Often times the speed of a DSL circuit is not determined by the CPE. The DSLAM or the PPPOE DB will store the speed at which your connection will sync. One way to speed up your connection is to look towards different service. Many times, if you live in a heavily populated area, you can find a local CLEC that offers a much more robust service for a similar price. Verizon, Covad, and others usually don't offer Annex M, but local CLECs often do. Not to mention, there a number of other benefits from using a local CLEC.
1) Many of these local circuits can come on a dry loop (copper pair without dial tone) allowing you to choose other telecom solutions.
2) You could get a static IP at no additional charge.
3) You could provide your own CPE (There are a ton of really cool DSL modems out there.)
4) You could bond multiple circuits at a discount. (Imagine 4 10Mbit pipes aggregated into one 40Mbit connection)
5) If the local CLEC has rack space in the CO, you could provide both the CPE and the terminal equipment.
You might want to check you're even getting your full 2Meg! I'm paying for an "up to" 8Meg connection and was barely seeing 1.7Mbs according to my router. I stumbled upon a trick in the UK which involves simply disconnecting the bell wire see http://broadband-speedup.blogspot.com/ which got me up to 2.5Mbs, but I can't get it any higher. My ISP tells me it's becuase of the distance I live from the exchange! I'd be interest in any tips to improve my connection. Streaming video is very poor
Connection speed on a DSL circuit is determined directly by line quality. Distance of the CO is a major factor in line quality, but the internal wiring of a house plays just as much of a role. A few tips to increasing sync speed:
1: Don't split the cable. Minimize the number of times you must break the cable and use a coupler, splitter, or wall jack.
2: Use a high quality data cable to transmit the phone line to the modem. I am not sure what your NIDs are like in the UK, but here in the states, there is a box on the side of the house. You can access your side of the box. I Use CAT5E cable for my DSL line. You only need to isolate one of the twisted pairs for the circuit. Our phone system only uses 2 conductors.

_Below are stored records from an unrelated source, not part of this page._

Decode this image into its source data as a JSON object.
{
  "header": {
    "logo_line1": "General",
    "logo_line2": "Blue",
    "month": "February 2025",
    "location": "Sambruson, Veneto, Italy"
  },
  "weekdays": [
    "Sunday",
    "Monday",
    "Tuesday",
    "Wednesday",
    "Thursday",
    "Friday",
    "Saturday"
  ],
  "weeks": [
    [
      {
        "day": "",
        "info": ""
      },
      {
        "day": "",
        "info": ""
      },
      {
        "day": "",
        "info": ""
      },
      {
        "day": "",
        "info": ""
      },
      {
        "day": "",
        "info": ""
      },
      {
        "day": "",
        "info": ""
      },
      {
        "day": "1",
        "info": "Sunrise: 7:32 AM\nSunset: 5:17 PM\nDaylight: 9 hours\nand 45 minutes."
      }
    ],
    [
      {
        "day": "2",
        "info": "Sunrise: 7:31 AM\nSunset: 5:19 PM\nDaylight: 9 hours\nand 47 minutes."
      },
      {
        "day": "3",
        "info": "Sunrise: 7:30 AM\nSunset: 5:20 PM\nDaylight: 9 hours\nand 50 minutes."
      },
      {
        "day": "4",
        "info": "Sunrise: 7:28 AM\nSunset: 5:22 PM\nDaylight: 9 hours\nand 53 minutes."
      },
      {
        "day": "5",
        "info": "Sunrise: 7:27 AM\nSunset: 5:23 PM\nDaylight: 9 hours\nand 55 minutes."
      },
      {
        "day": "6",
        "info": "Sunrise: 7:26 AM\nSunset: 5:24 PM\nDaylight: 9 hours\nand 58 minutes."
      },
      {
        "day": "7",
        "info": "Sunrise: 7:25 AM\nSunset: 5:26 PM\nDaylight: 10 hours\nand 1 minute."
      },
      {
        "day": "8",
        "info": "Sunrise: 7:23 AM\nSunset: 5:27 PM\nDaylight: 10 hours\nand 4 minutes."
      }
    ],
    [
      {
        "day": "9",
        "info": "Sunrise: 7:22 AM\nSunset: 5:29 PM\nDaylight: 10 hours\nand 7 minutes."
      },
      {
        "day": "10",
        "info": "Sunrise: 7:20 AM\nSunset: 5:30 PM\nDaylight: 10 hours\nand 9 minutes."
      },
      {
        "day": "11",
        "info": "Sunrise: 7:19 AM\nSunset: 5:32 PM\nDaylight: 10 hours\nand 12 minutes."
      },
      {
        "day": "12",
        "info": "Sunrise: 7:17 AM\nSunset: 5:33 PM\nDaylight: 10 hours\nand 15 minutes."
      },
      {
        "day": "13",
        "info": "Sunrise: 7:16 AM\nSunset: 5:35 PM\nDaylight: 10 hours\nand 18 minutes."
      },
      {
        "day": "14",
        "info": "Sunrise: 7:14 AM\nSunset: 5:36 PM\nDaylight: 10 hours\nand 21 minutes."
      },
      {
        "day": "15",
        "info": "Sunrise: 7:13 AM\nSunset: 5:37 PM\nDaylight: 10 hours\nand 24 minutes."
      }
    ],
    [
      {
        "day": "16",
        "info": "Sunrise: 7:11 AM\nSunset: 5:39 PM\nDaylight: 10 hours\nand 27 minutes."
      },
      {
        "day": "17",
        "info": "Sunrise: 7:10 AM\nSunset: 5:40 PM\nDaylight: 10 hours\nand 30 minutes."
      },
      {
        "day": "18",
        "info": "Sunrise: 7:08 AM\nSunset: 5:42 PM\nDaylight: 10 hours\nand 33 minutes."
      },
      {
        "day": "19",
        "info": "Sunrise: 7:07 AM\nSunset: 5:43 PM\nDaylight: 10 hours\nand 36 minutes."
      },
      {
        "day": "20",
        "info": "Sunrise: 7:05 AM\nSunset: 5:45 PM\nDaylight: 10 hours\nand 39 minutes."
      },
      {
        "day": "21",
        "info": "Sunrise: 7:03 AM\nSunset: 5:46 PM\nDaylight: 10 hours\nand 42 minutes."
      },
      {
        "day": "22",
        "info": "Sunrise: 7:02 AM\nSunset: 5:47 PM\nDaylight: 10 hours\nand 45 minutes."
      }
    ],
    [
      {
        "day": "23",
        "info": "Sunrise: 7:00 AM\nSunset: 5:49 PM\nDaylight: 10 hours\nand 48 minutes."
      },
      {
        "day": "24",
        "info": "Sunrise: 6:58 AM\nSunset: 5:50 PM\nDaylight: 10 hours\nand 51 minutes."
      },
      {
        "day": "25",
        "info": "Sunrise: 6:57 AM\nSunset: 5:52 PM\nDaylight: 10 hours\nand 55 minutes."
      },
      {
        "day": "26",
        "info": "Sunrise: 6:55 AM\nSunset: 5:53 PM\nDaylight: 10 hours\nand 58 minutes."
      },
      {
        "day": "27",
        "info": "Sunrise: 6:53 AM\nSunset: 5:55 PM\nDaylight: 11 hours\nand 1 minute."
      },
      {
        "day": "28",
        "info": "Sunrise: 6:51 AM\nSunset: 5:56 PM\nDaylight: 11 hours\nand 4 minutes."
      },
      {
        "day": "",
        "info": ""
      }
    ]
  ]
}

3: Run the cable directly from the phone box to the MODEM. Terminate the cable with a phone plug directly into the modem. Don't use a wall jack. Again, I am not sure how the boxes and phone systems work in the UK, but a local electrician should be able to run a cable and crimp it for you.
4: Keep the cable away from any high energy such as power lines in your house, fluorescent lighting, or microwave emitters. Use shielded CAT5E cable if possible.
5: Keep the cable short. The longer the cable, the higher the signal loss. My modem is in my basement because there I can attach it to my phone box with only about 6 feet of cable. Running CAT5E for 100Mbit/sec from the basement to my router is much better than running the phone line a long distance. I would rather lose 5 Mbit on a 100mbit line than lose 1Mbit on a 5Mbit line.
Thanks for the tips to speed up your connection by dealing with the cable wire. Actually, there are other options to speed up broadband like adjusting your router settings, and manually stopping various programs and processes. They are just a few improvements that you can do on your own. Other options include upgrading Modem and using web accelerator software.